MBTA to test ‘youth pass’ with pilot project
For most Boston School students, the MBTA is the system that makes their education attainable. But for some students, the $20 to pay for their monthly pass can be an insurmountable barrier that blocks them from graduation.
Devonte Jordan learned that lesson the hard way last year. Jordan was often unable to come up with the funds for his pass and began missing classes at Charlestown High. Missed classes led to failed classes and Jordan left, rather than finishing a year he was doomed to repeat.
Last year, he dropped out.
This year, he’s fighting back.
Last week, Jordan and other teens met with MBTA General Manager Richard Davey and presented a report highlighting the potential benefits of discounted fares.
“T passes are not affordable,” he said, speaking at a press conference before the meeting. “As a result, there’s a crisis. There are many youth who are not able to get to school, work or health appointments.”
During a meeting with Jordan and other youth organizers, Davey said he agreed the agency would implement a pilot project to test the idea with a limited number of passes.
Jordan and other teens working with the Roxbury Environmental Empowerment Project, the Boston-area Youth Organizing Project (BYOP) and the T Riders Union released a report that found that only half of youth between the ages of 12 and 21 who ride the MBTA have access to a discounted Student Link or Student Charlie Card.
For the other half, a single ride on the T can cost as much as $2.
On weekends and in the summer time, teens who work jobs, volunteer or participate in sports, music lessons or other youth programs, often have to struggle to come up with the funds or walk.
Anatullah Mervin faces that struggle just trying to come up with the $20 she must pay for her Student Link pass.
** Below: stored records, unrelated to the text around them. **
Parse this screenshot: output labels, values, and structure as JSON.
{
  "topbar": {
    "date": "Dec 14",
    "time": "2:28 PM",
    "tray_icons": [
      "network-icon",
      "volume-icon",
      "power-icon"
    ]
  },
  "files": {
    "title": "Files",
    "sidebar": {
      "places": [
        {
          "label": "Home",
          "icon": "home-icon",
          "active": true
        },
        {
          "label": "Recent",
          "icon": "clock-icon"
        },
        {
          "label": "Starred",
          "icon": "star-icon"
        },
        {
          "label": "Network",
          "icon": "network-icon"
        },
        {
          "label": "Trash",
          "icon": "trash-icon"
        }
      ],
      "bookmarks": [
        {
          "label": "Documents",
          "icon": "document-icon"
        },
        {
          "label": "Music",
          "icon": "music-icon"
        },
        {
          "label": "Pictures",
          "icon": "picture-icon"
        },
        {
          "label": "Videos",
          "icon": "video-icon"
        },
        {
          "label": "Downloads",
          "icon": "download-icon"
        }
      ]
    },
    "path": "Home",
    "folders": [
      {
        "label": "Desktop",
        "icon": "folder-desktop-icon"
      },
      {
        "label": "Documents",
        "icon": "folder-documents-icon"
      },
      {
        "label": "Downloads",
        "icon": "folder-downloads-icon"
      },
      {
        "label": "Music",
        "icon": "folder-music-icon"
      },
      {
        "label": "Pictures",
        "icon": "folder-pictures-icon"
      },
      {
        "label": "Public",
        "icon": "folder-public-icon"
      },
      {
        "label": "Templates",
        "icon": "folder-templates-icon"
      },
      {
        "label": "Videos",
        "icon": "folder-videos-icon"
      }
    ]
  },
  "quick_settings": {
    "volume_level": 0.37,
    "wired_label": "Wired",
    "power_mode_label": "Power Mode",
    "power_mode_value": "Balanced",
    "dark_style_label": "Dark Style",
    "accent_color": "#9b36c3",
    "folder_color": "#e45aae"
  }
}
Mervin lives with her older sister and her two children in Cambridge, works with BYOP and plays lacrosse for Cambridge Rindge and Latin school.
“I’m an athlete, artist, student and musician,” she said. “The T is young people’s path to opportunity. There’s a crisis with the youth. We can’t afford to ride.”
While the MBTA offers senior citizens a discounted rate of 60 cents a ride and allows children 12 and under to ride for free with a parent, teens not in school must pay the full fare of $1.70 for a train ride.
Under the teens’ plan, students would be able to purchase an MBTA pass for a discounted rate of $10 a month. MBTA officials estimate the pass would cost the cash-strapped agency $27 million a year. The youth advocates are urging the MBTA to create a new university pass program, through which area colleges would pay a lump sum for student passes. The advocates estimate such a program could provide the MBTA with $60 million in additional revenues.
“The youth pass can be funded,” said Transit Riders Union Director Lee Matsueda. “The question is one of priorities.”
David Jenkins, a co-director of the Roxbury Environmental Empowerment Project, said Davey’s pledge to test the concept of a youth pass is a good step forward.
“It will help the T and the state understand how youth are using the T and what are the barriers they face,” he said. “It’s a huge victory for us.”